A movie that shows how a young person’s potential can be lost or found is October Sky starring a young Jake Gyllenhall as Homer Hickam, and this is the true story of the West Virginia kid who for various reasons was pressured to follow the expected path of being a coal miner, but wanted to explore rocketry instead. Has Jake Gyllenhall ever made a bad movie? I don’t think so. This one is certainly worth watching.

In fact, you could rent it today, and watch it while waiting for the New Year! Right after the Auburn Game (Chick-fil-A Bowl), you should have enough time to see the movie before the ball drops, or the bullets fall, as will happen in Bessemer and some sections of Birmingham at midnight tonight. The insane practice of shooting guns into the air to celebrate. What will the story be in tomorrow’s paper? Hopefully not one of somebody killed or injured because of this reckless practice.

Regardless of how you celebrate, be careful, and have a good time. Wait until the lead has finished falling from the sky before travelling home. Happy New Year!!!

>Thoughts of Pompeii, The Iraq War, and Happy New Year

December 31, 2007

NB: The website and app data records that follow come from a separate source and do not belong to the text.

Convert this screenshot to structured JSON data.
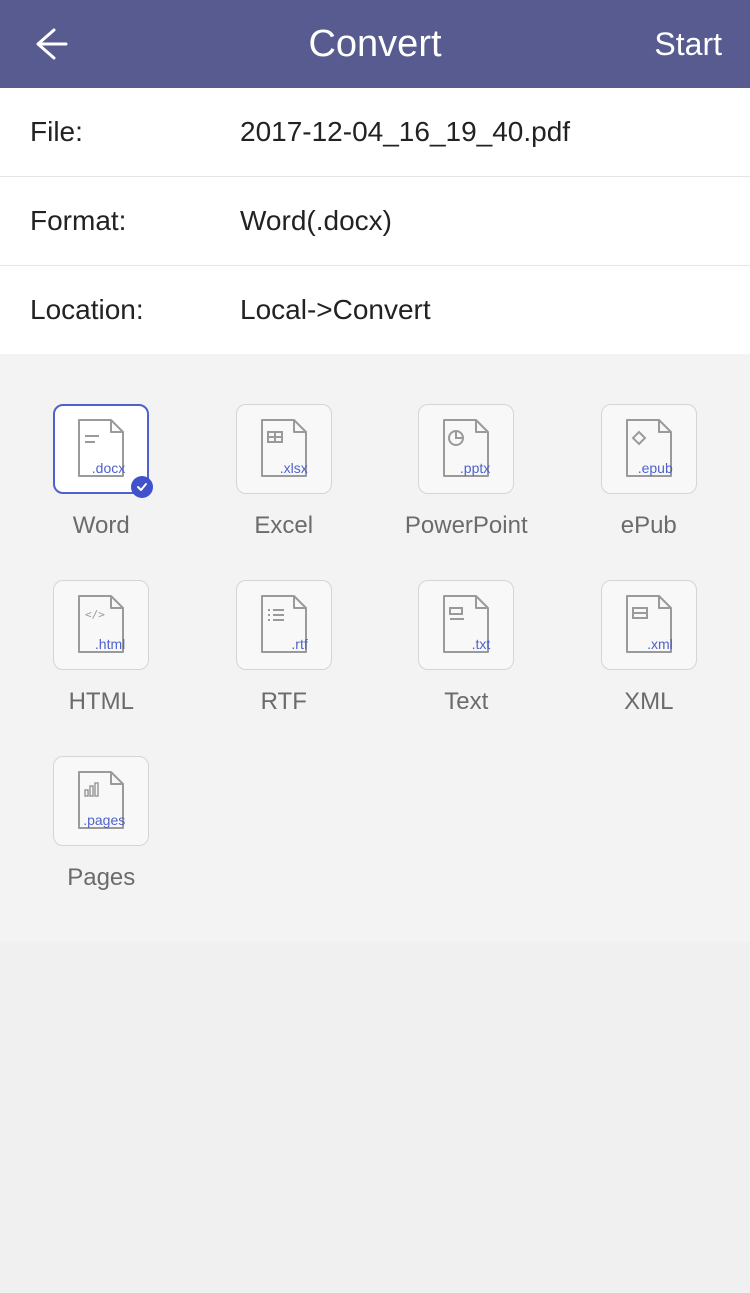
{
  "header": {
    "title": "Convert",
    "start_label": "Start"
  },
  "info": {
    "file_label": "File:",
    "file_value": "2017-12-04_16_19_40.pdf",
    "format_label": "Format:",
    "format_value": "Word(.docx)",
    "location_label": "Location:",
    "location_value": "Local->Convert"
  },
  "formats": [
    {
      "ext": ".docx",
      "label": "Word",
      "selected": true
    },
    {
      "ext": ".xlsx",
      "label": "Excel",
      "selected": false
    },
    {
      "ext": ".pptx",
      "label": "PowerPoint",
      "selected": false
    },
    {
      "ext": ".epub",
      "label": "ePub",
      "selected": false
    },
    {
      "ext": ".html",
      "label": "HTML",
      "selected": false
    },
    {
      "ext": ".rtf",
      "label": "RTF",
      "selected": false
    },
    {
      "ext": ".txt",
      "label": "Text",
      "selected": false
    },
    {
      "ext": ".xml",
      "label": "XML",
      "selected": false
    },
    {
      "ext": ".pages",
      "label": "Pages",
      "selected": false
    }
  ]
}
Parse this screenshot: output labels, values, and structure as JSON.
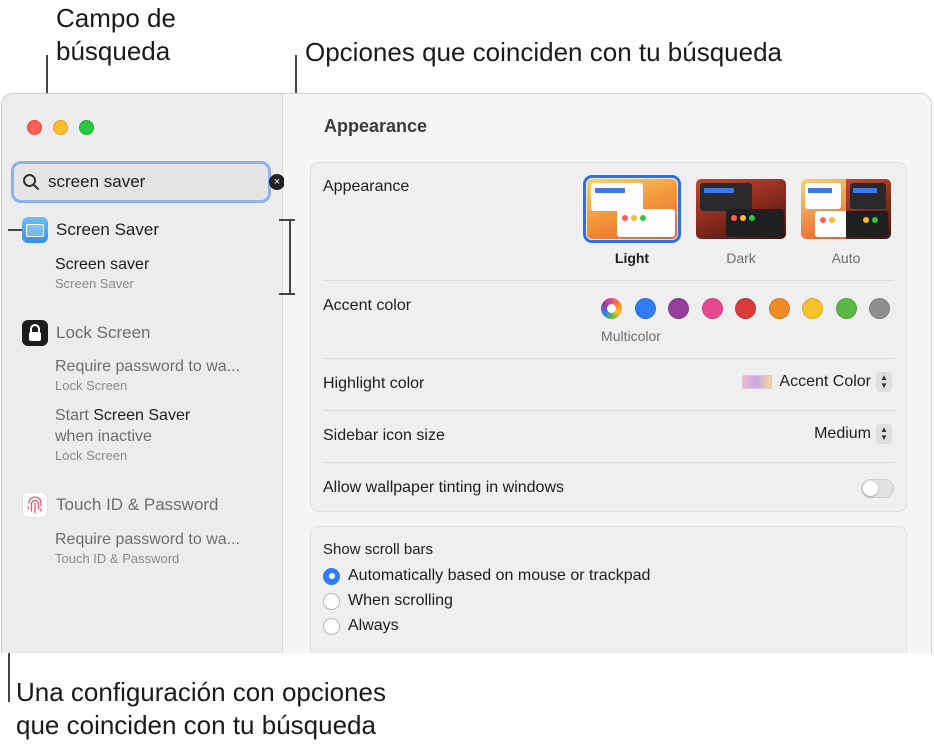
{
  "callouts": {
    "search_field": [
      "Campo de",
      "búsqueda"
    ],
    "matching_options": "Opciones que coinciden con tu búsqueda",
    "setting_with_options": [
      "Una configuración con opciones",
      "que coinciden con tu búsqueda"
    ]
  },
  "sidebar": {
    "search": {
      "value": "screen saver",
      "clear_glyph": "×"
    },
    "results": [
      {
        "label": "Screen Saver",
        "icon": "screen-saver-icon",
        "dimmed": false,
        "matches": [
          {
            "title": "Screen saver",
            "sub": "Screen Saver"
          }
        ]
      },
      {
        "label": "Lock Screen",
        "icon": "lock-icon",
        "dimmed": true,
        "matches": [
          {
            "title": "Require password to wa...",
            "sub": "Lock Screen"
          },
          {
            "title_prefix": "Start ",
            "title_highlight": "Screen Saver",
            "title_line2": "when inactive",
            "sub": "Lock Screen"
          }
        ]
      },
      {
        "label": "Touch ID & Password",
        "icon": "fingerprint-icon",
        "dimmed": true,
        "matches": [
          {
            "title": "Require password to wa...",
            "sub": "Touch ID & Password"
          }
        ]
      }
    ]
  },
  "main": {
    "title": "Appearance",
    "appearance": {
      "label": "Appearance",
      "options": [
        {
          "label": "Light",
          "selected": true
        },
        {
          "label": "Dark",
          "selected": false
        },
        {
          "label": "Auto",
          "selected": false
        }
      ]
    },
    "accent": {
      "label": "Accent color",
      "selected_label": "Multicolor",
      "colors": [
        "multicolor",
        "#2f7cf6",
        "#953e9a",
        "#e5488f",
        "#d93a3a",
        "#f08a24",
        "#f6c229",
        "#5ab845",
        "#8e8e8e"
      ]
    },
    "highlight": {
      "label": "Highlight color",
      "value": "Accent Color"
    },
    "sidebar_icon_size": {
      "label": "Sidebar icon size",
      "value": "Medium"
    },
    "wallpaper_tinting": {
      "label": "Allow wallpaper tinting in windows",
      "on": false
    },
    "scroll_bars": {
      "label": "Show scroll bars",
      "options": [
        {
          "label": "Automatically based on mouse or trackpad",
          "selected": true
        },
        {
          "label": "When scrolling",
          "selected": false
        },
        {
          "label": "Always",
          "selected": false
        }
      ]
    }
  }
}
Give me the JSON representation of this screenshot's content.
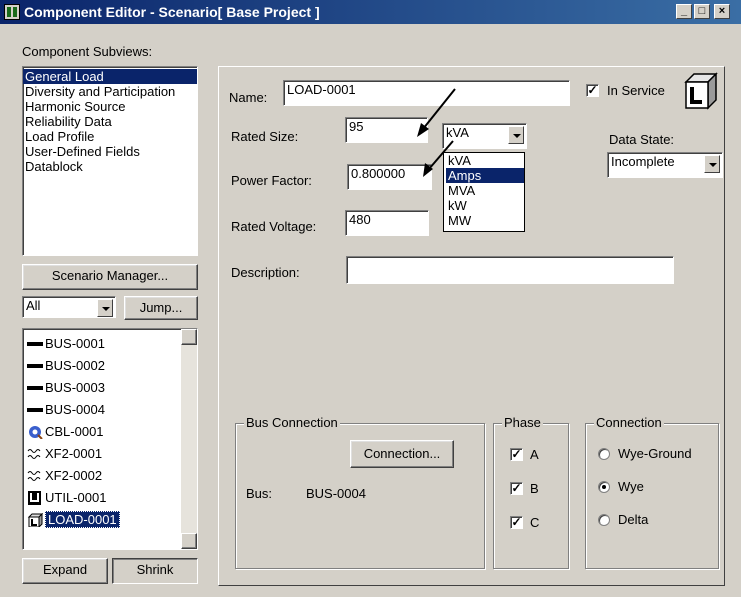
{
  "window": {
    "title": "Component Editor  - Scenario[ Base Project ]",
    "buttons": [
      "_",
      "□",
      "×"
    ]
  },
  "left": {
    "subviews_label": "Component Subviews:",
    "subviews": [
      {
        "label": "General Load",
        "selected": true
      },
      {
        "label": "Diversity and Participation",
        "selected": false
      },
      {
        "label": "Harmonic Source",
        "selected": false
      },
      {
        "label": "Reliability Data",
        "selected": false
      },
      {
        "label": "Load Profile",
        "selected": false
      },
      {
        "label": "User-Defined Fields",
        "selected": false
      },
      {
        "label": "Datablock",
        "selected": false
      }
    ],
    "scenario_manager_label": "Scenario Manager...",
    "filter_value": "All",
    "jump_label": "Jump...",
    "components": [
      {
        "label": "BUS-0001",
        "icon": "bus-icon"
      },
      {
        "label": "BUS-0002",
        "icon": "bus-icon"
      },
      {
        "label": "BUS-0003",
        "icon": "bus-icon"
      },
      {
        "label": "BUS-0004",
        "icon": "bus-icon"
      },
      {
        "label": "CBL-0001",
        "icon": "cable-icon"
      },
      {
        "label": "XF2-0001",
        "icon": "transformer-icon"
      },
      {
        "label": "XF2-0002",
        "icon": "transformer-icon"
      },
      {
        "label": "UTIL-0001",
        "icon": "utility-icon"
      },
      {
        "label": "LOAD-0001",
        "icon": "load-icon",
        "selected": true
      }
    ],
    "expand_label": "Expand",
    "shrink_label": "Shrink"
  },
  "form": {
    "name_label": "Name:",
    "name_value": "LOAD-0001",
    "in_service_label": "In Service",
    "in_service_checked": true,
    "rated_size_label": "Rated Size:",
    "rated_size_value": "95",
    "unit_value": "kVA",
    "unit_options": [
      "kVA",
      "Amps",
      "MVA",
      "kW",
      "MW"
    ],
    "unit_highlighted": "Amps",
    "data_state_label": "Data State:",
    "data_state_value": "Incomplete",
    "power_factor_label": "Power Factor:",
    "power_factor_value": "0.800000",
    "rated_voltage_label": "Rated Voltage:",
    "rated_voltage_value": "480",
    "description_label": "Description:",
    "description_value": ""
  },
  "bus_connection": {
    "title": "Bus Connection",
    "button_label": "Connection...",
    "bus_label": "Bus:",
    "bus_value": "BUS-0004"
  },
  "phase": {
    "title": "Phase",
    "items": [
      {
        "label": "A",
        "checked": true
      },
      {
        "label": "B",
        "checked": true
      },
      {
        "label": "C",
        "checked": true
      }
    ]
  },
  "connection": {
    "title": "Connection",
    "options": [
      {
        "label": "Wye-Ground",
        "selected": false
      },
      {
        "label": "Wye",
        "selected": true
      },
      {
        "label": "Delta",
        "selected": false
      }
    ]
  },
  "colors": {
    "selection": "#0a246a",
    "face": "#d4d0c8"
  }
}
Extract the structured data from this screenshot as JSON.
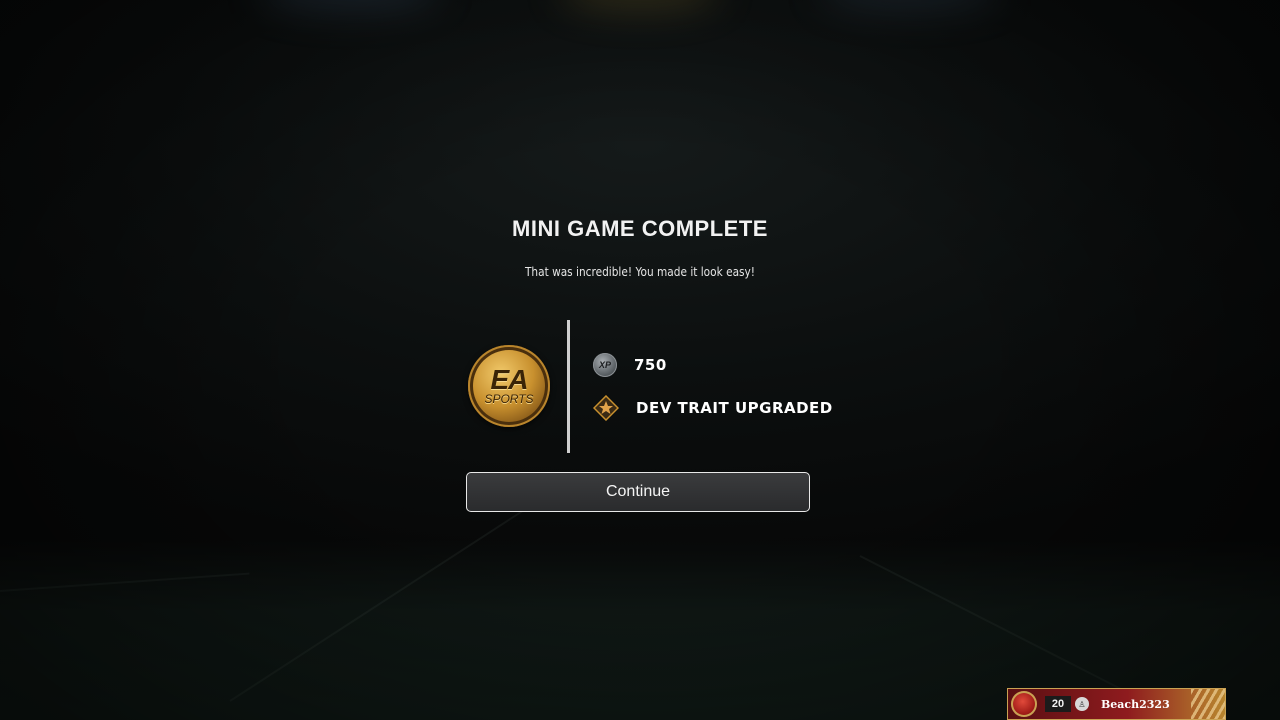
{
  "modal": {
    "title": "MINI GAME COMPLETE",
    "subtitle": "That was incredible! You made it look easy!"
  },
  "coin": {
    "line1": "EA",
    "line2": "SPORTS"
  },
  "rewards": [
    {
      "icon": "xp-coin-icon",
      "icon_text": "XP",
      "label": "750"
    },
    {
      "icon": "dev-trait-icon",
      "label": "DEV TRAIT UPGRADED"
    }
  ],
  "continue_label": "Continue",
  "player_card": {
    "level": "20",
    "gamertag": "Beach2323",
    "team_colors": {
      "primary": "#8e1b1e",
      "secondary": "#c9a253"
    }
  },
  "colors": {
    "background": "#0b0d0d",
    "gold": "#c8902e",
    "button_border": "#e8e8e8"
  }
}
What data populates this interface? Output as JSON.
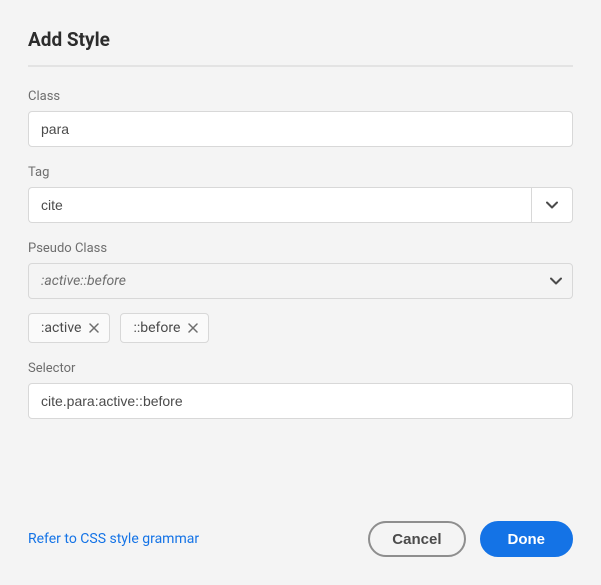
{
  "title": "Add Style",
  "fields": {
    "class": {
      "label": "Class",
      "value": "para"
    },
    "tag": {
      "label": "Tag",
      "value": "cite"
    },
    "pseudoClass": {
      "label": "Pseudo Class",
      "placeholder": ":active::before"
    },
    "selector": {
      "label": "Selector",
      "value": "cite.para:active::before"
    }
  },
  "chips": [
    {
      "label": ":active"
    },
    {
      "label": "::before"
    }
  ],
  "footer": {
    "link": "Refer to CSS style grammar",
    "cancel": "Cancel",
    "done": "Done"
  }
}
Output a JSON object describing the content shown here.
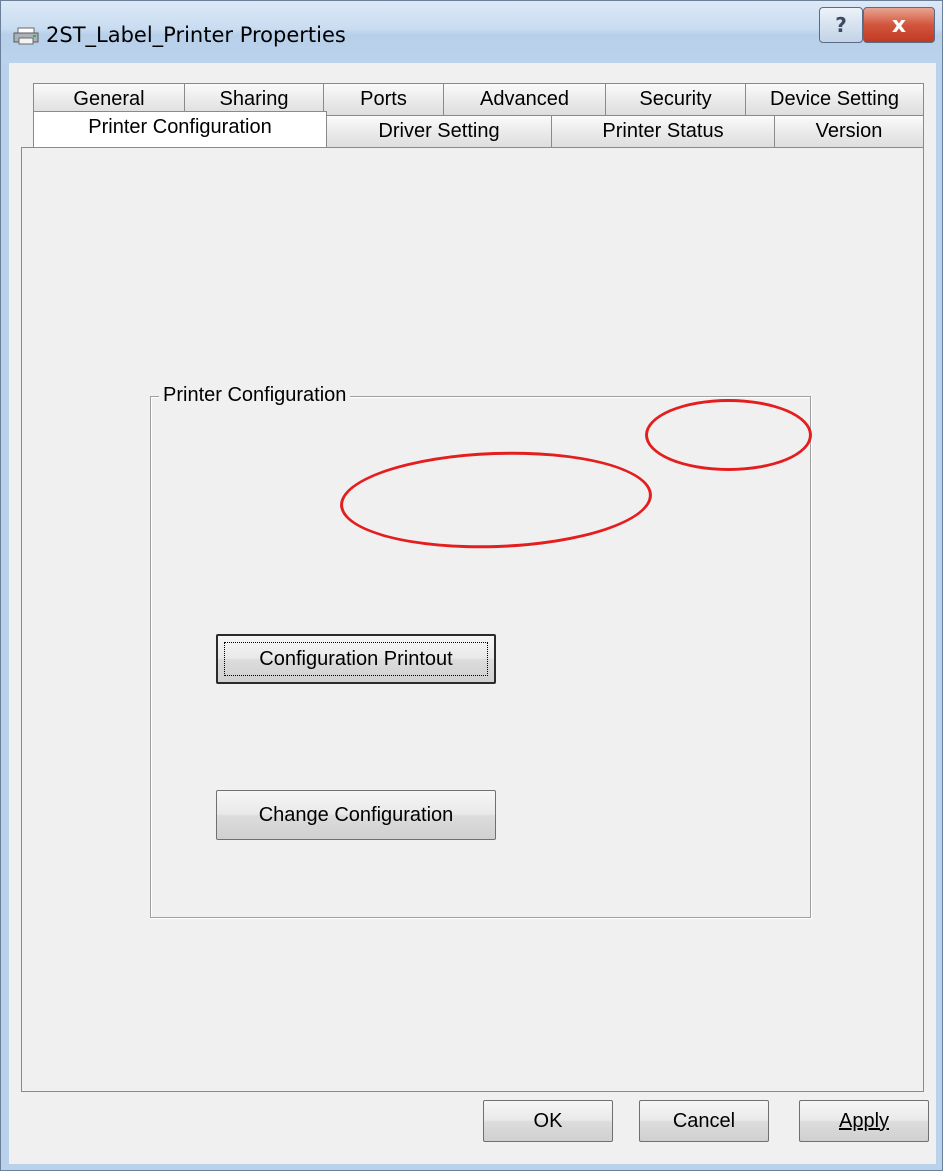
{
  "window": {
    "title": "2ST_Label_Printer Properties",
    "help_label": "?",
    "close_label": "x"
  },
  "tabs": {
    "back_row": [
      "General",
      "Sharing",
      "Ports",
      "Advanced",
      "Security",
      "Device Setting"
    ],
    "front_row": [
      "Printer Configuration",
      "Driver Setting",
      "Printer Status",
      "Version"
    ],
    "active": "Printer Configuration"
  },
  "group": {
    "label": "Printer Configuration",
    "configuration_printout_label": "Configuration Printout",
    "change_configuration_label": "Change Configuration"
  },
  "footer": {
    "ok_label": "OK",
    "cancel_label": "Cancel",
    "apply_label": "Apply"
  },
  "annotation_color": "#e41e1e"
}
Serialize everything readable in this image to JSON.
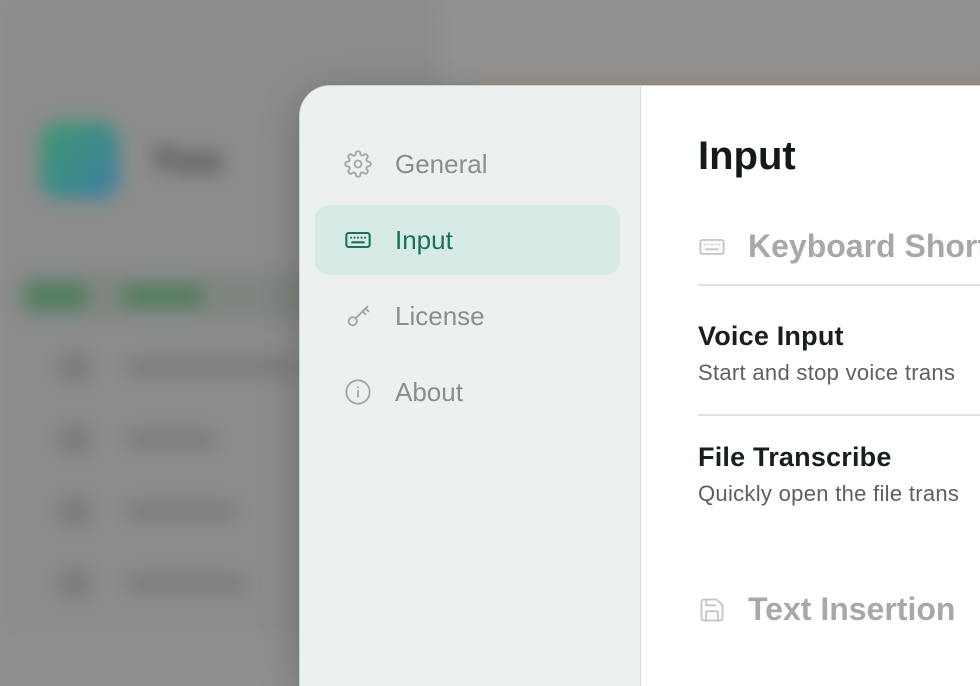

>You have about 3 1/2 weeks left to see Pompeii at the Birmingham Museum of Art. We made it a family outing on Saturday, and it was a really educational but also moving exhibit.

I have one child who is a senior in high school and one who is in college. One of them studied Pompeii in school, and the other did not. They both went to public school.

The more I learn about other cultures, whether they be in the present or in the past, the more I realize that we are all alike, and we haven’t changed much in all of history. Individuals seeking comfort and luxury, subtle and not so subtle references to sex (homosexuality as well as heterosexuality). People coming together to help one another. People of different classes dying together.

And you never know how an event will affect history. There could have been a young child who died that day who might have grown to understand science and physics in the same way that Newton or Galileo did centuries later. Of course, that can be said about every young person who dies at any time. Take for instance the 3902 American service men and women who have died in Iraq. Or the 80,196 – 87,350 Iraqi citizens who have been killed since we invaded their country. (See “Facts About the War” over to the left) Think of the potential lost.

A movie that shows how a young person’s potential can be lost or found is October Sky starring a young Jake Gyllenhall as Homer Hickam, and this is the true story of the West Virginia kid who for various reasons was pressured to follow the expected path of being a coal miner, but wanted to explore rocketry instead. Has Jake Gyllenhall ever made a bad movie? I don’t think so. This one is certainly worth watching.

In fact, you could rent it today, and watch it while waiting for the New Year! Right after the Auburn Game (Chick-fil-A Bowl), you should have enough time to see the movie before the ball drops, or the bullets fall, as will happen in Bessemer and some sections of Birmingham at midnight tonight. The insane practice of shooting guns into the air to celebrate. What will the story be in tomorrow’s paper? Hopefully not one of somebody killed or injured because of this reckless practice.

Regardless of how you celebrate, be careful, and have a good time. Wait until the lead has finished falling from the sky before travelling home. Happy New Year!!!